*** Provided data Section Begins ***

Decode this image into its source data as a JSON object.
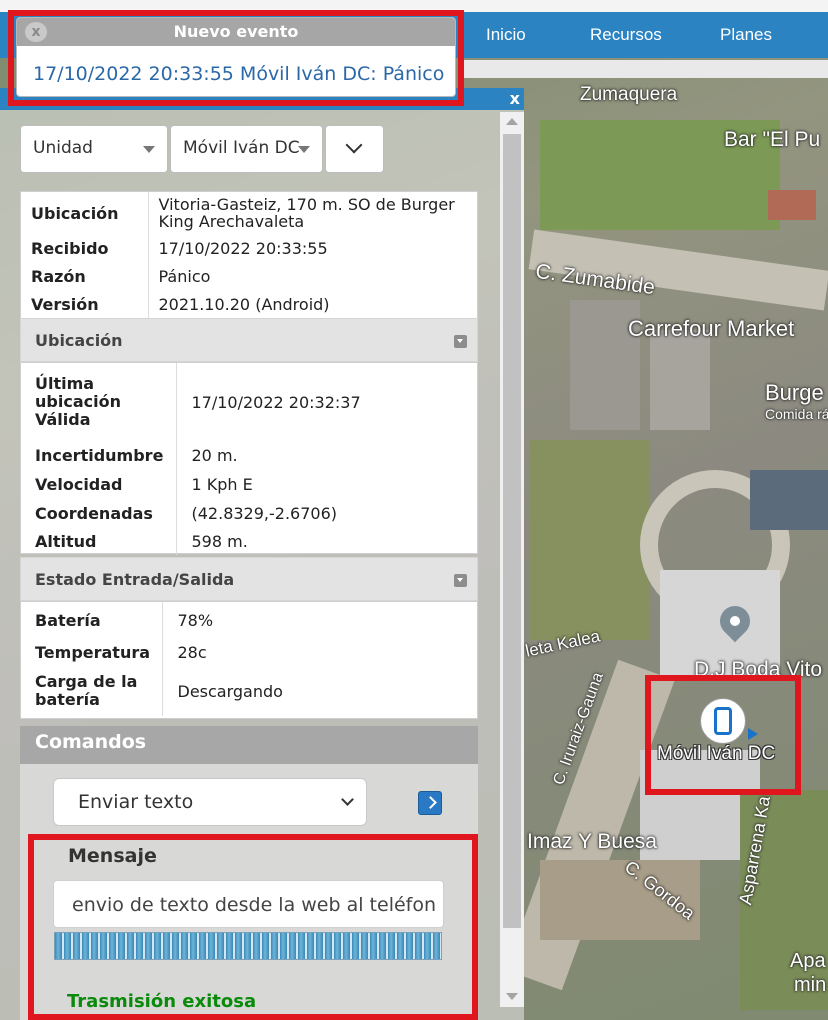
{
  "nav": {
    "items": [
      "Inicio",
      "Recursos",
      "Planes"
    ]
  },
  "popup": {
    "title": "Nuevo evento",
    "close": "x",
    "text": "17/10/2022 20:33:55  Móvil Iván DC: Pánico"
  },
  "panel": {
    "close": "x",
    "filter_type": "Unidad",
    "filter_unit": "Móvil Iván DC",
    "summary": [
      {
        "key": "Ubicación",
        "value": "Vitoria-Gasteiz, 170 m. SO de Burger King Arechavaleta"
      },
      {
        "key": "Recibido",
        "value": "17/10/2022 20:33:55"
      },
      {
        "key": "Razón",
        "value": "Pánico"
      },
      {
        "key": "Versión",
        "value": "2021.10.20 (Android)"
      }
    ],
    "location_section": {
      "title": "Ubicación",
      "rows": [
        {
          "key": "Última ubicación Válida",
          "value": "17/10/2022 20:32:37"
        },
        {
          "key": "Incertidumbre",
          "value": "20 m."
        },
        {
          "key": "Velocidad",
          "value": "1 Kph E"
        },
        {
          "key": "Coordenadas",
          "value": "(42.8329,-2.6706)"
        },
        {
          "key": "Altitud",
          "value": "598 m."
        }
      ]
    },
    "io_section": {
      "title": "Estado Entrada/Salida",
      "rows": [
        {
          "key": "Batería",
          "value": "78%"
        },
        {
          "key": "Temperatura",
          "value": "28c"
        },
        {
          "key": "Carga de la batería",
          "value": "Descargando"
        }
      ]
    },
    "commands": {
      "title": "Comandos",
      "selected": "Enviar texto",
      "message_label": "Mensaje",
      "message_value": "envio de texto desde la web al teléfon",
      "status": "Trasmisión exitosa"
    }
  },
  "map": {
    "labels": [
      "Zumaquera",
      "Bar \"El Pu",
      "C. Zumabide",
      "Carrefour Market",
      "Burge",
      "Comida ráp",
      "D.J Boda Vito",
      "leta Kalea",
      "C. Iruraiz-Gauna",
      "Imaz Y Buesa",
      "C. Gordoa",
      "Asparrena Ka",
      "Apa",
      "min"
    ],
    "marker_label": "Móvil Iván DC"
  },
  "colors": {
    "nav_blue": "#2b83c2",
    "highlight_red": "#e0161e",
    "success_green": "#0a8a0a",
    "link_blue": "#2a68a8"
  }
}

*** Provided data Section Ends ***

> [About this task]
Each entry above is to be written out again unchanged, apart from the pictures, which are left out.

> [Exercise result]
Decode this image into its source data as a JSON object.
{
  "nav": {
    "items": [
      "Inicio",
      "Recursos",
      "Planes"
    ]
  },
  "popup": {
    "title": "Nuevo evento",
    "close": "x",
    "text": "17/10/2022 20:33:55  Móvil Iván DC: Pánico"
  },
  "panel": {
    "close": "x",
    "filter_type": "Unidad",
    "filter_unit": "Móvil Iván DC",
    "summary": [
      {
        "key": "Ubicación",
        "value": "Vitoria-Gasteiz, 170 m. SO de Burger King Arechavaleta"
      },
      {
        "key": "Recibido",
        "value": "17/10/2022 20:33:55"
      },
      {
        "key": "Razón",
        "value": "Pánico"
      },
      {
        "key": "Versión",
        "value": "2021.10.20 (Android)"
      }
    ],
    "location_section": {
      "title": "Ubicación",
      "rows": [
        {
          "key": "Última ubicación Válida",
          "value": "17/10/2022 20:32:37"
        },
        {
          "key": "Incertidumbre",
          "value": "20 m."
        },
        {
          "key": "Velocidad",
          "value": "1 Kph E"
        },
        {
          "key": "Coordenadas",
          "value": "(42.8329,-2.6706)"
        },
        {
          "key": "Altitud",
          "value": "598 m."
        }
      ]
    },
    "io_section": {
      "title": "Estado Entrada/Salida",
      "rows": [
        {
          "key": "Batería",
          "value": "78%"
        },
        {
          "key": "Temperatura",
          "value": "28c"
        },
        {
          "key": "Carga de la batería",
          "value": "Descargando"
        }
      ]
    },
    "commands": {
      "title": "Comandos",
      "selected": "Enviar texto",
      "message_label": "Mensaje",
      "message_value": "envio de texto desde la web al teléfon",
      "status": "Trasmisión exitosa"
    }
  },
  "map": {
    "labels": [
      "Zumaquera",
      "Bar \"El Pu",
      "C. Zumabide",
      "Carrefour Market",
      "Burge",
      "Comida ráp",
      "D.J Boda Vito",
      "leta Kalea",
      "C. Iruraiz-Gauna",
      "Imaz Y Buesa",
      "C. Gordoa",
      "Asparrena Ka",
      "Apa",
      "min"
    ],
    "marker_label": "Móvil Iván DC"
  },
  "colors": {
    "nav_blue": "#2b83c2",
    "highlight_red": "#e0161e",
    "success_green": "#0a8a0a",
    "link_blue": "#2a68a8"
  }
}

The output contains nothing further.